In both films, this twist feels startlingly abrupt, almost surreal. In the Italian version, however, Luca Marinelli's magnetic performance as Martin sows the seeds of the character's transformation, making it easier to track. From the beginning, we see the young man's pluck and charisma but also his simmering class rage. Once he's accepted into polite society, he loses outlets for that rage — and, like some modern celebrities, enters a self-destructive spiral.

In Craven's version, Martin is less of a smoldering volcano. He comes off as a stalwart, charming fellow, generally confining his anger to fantasies of telling off Ruth's parents. His love interest, by contrast, has more depth and dimensions in Craven's film than she does in Marcello's. Flirty and fussy as she may be, this Ruth also has genuine convictions that draw her toward the women's suffrage movement. Her counterpart in the Italian film feels more like an icon of genteel femininity than a real woman.

Watching both films offers a fascinating lesson in how differently a single story can be brought to the screen, especially when the source material is rich in ambiguity. Himself an avowed socialist, London told his friend Upton Sinclair that critics had failed to see Martin Eden as the "attack on individualism" that he intended. European readers may have been more receptive to a veiled communitarian message. For that reason, Marcello told Filmmaker, the novel has been more popular in his homeland than in the U.S.

In both of these films, Martin Eden is less a full-throated endorsement of socialism than the cautionary tale of a socialist manqué. The story poses a perennial question: What part can artists play in a revolution? Is there something inherently selfish in their creative pursuits, even when they chronicle the plight of the oppressed? That question tears Martin Eden apart, and it's no easier to answer today.

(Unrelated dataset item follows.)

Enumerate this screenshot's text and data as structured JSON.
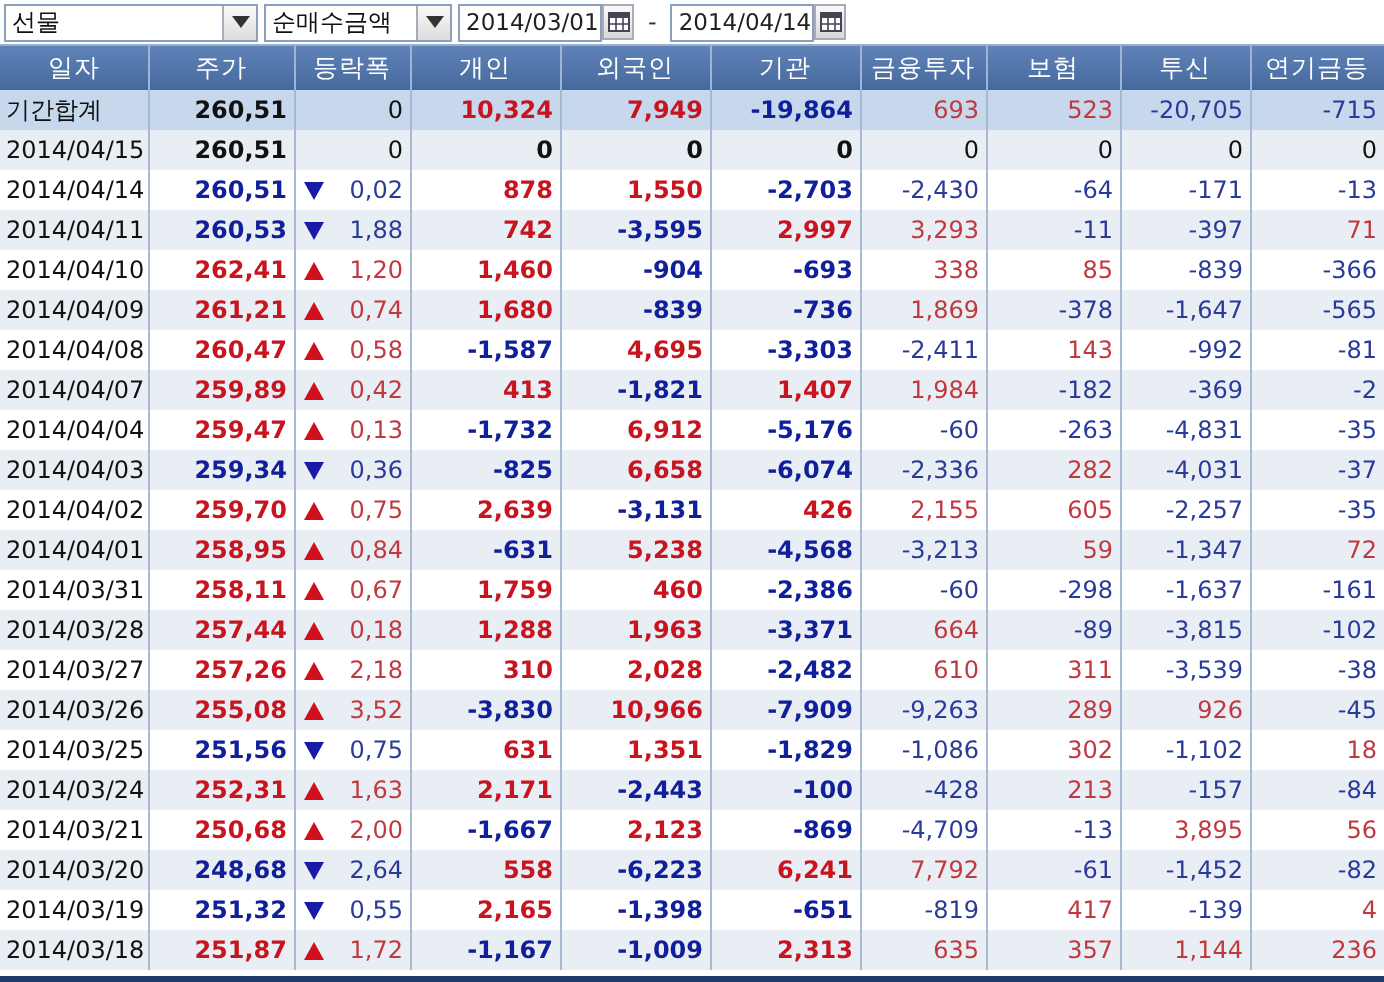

Upcoming screenings of Jack London's Martin Eden

  • Thursday, May 5, 7 p.m., at Main Street Landing Film House, Burlington (presented by the Vermont International Film Foundation with a director Q&A). $12. Also streaming Friday through Sunday, May 6 to 8, at vtiff.org.
  • Friday through Thursday, May 6 to 12, at the Savoy Theater in Montpelier (check online for price and times).
  • Saturday, May 7, 5:30 and 7:30 p.m., at Catamount Arts, St. Johnsbury. $6-9.